“Triathlon, as an Olympic sport, has that same drive to align with the International Olympic Committee. Any event that in its inception phase can reach 15 million people digitally, have more than 300 broadcasts and be so heavily talked about in the media shows great potential. They say Covid-19 has expedited certain trends in different aspects of life. This is one for triathlon events.”
The Arena Games also introduced its first para races this year, supporting para-athletes whose race opportunities have been limited in the lead-up to the Paralympic Games in Tokyo. Youth and junior races are also being explored.
D’hulst envisages the Arena Games expanding from a one-off event format to a race series in 2022. With this in mind, Super League Triathlon is actively looking for new hosts who want to leverage and embrace the concept, with D’hulst planning for the series to take place in the first quarter of next year.
“Our top priority is always finding hosts whose values align with ours,” he adds. “Our modern selection process is based on shared goals and talking to hosts who are looking to showcase themselves as innovators, promote equality in sport and an active lifestyle.
“We are taking expressions of interest now for 2022 and plan to announce our SLT Arena Games calendar after our Championship Series in September. We want to partner with hosts who not only have the core technical requirements but are willing to invest in inspiring audiences.
“The most basic requirement is a venue with a swimming pool and the space and technical aspects we need for the sporting spectacle and production. As we come out of Covid-19, we also want the opportunity to host spectators.

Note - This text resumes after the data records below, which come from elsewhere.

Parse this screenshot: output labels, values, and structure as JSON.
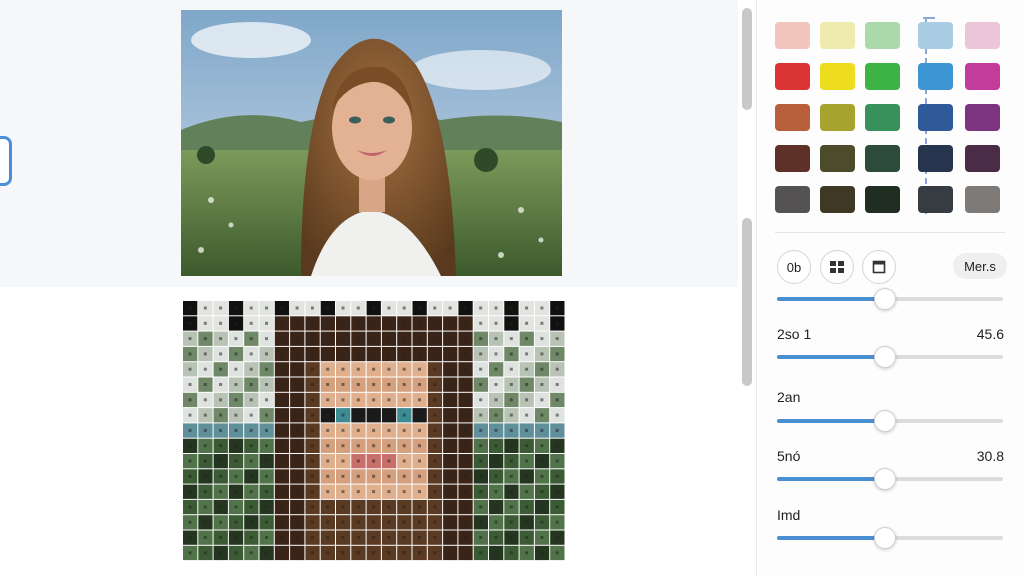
{
  "palette": {
    "rows": [
      [
        "#f3c6bd",
        "#efebaf",
        "#acd9ac",
        "#a9cde3",
        "#ecc6d8"
      ],
      [
        "#da3434",
        "#eedc1e",
        "#3db245",
        "#3d95d3",
        "#c43c9b"
      ],
      [
        "#b95f3c",
        "#a6a42f",
        "#38905a",
        "#2e5a9a",
        "#7c3480"
      ],
      [
        "#5e3128",
        "#4c4b2c",
        "#2c4c39",
        "#27344e",
        "#4a2c46"
      ],
      [
        "#545252",
        "#3e3824",
        "#1f2e21",
        "#373b42",
        "#7d7a77"
      ]
    ]
  },
  "toolbar": {
    "ob_label": "0b",
    "grid_icon": "grid-icon",
    "save_icon": "image-frame-icon",
    "more_label": "Mer.s"
  },
  "sliders": [
    {
      "label": "",
      "value_text": "",
      "level": 0.48
    },
    {
      "label": "2so 1",
      "value_text": "45.6",
      "level": 0.48
    },
    {
      "label": "2an",
      "value_text": "",
      "level": 0.48
    },
    {
      "label": "5nó",
      "value_text": "30.8",
      "level": 0.48
    },
    {
      "label": "Imd",
      "value_text": "",
      "level": 0.48
    }
  ],
  "colors": {
    "accent": "#4a8fd4",
    "handle": "#4a90d9"
  }
}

“We want hosts who are committed to running a safe event and want to work creatively with us to maximise exposure. Obviously, there is a sharing of costs financially to be considered, but Super League Triathlon always remains responsible for delivering the event so there are no additional risks for host cities.”
With Covid-19 restrictions beginning to ease, there is every hope that when the series takes place next year, audiences will be engaged in-person, as well as from afar.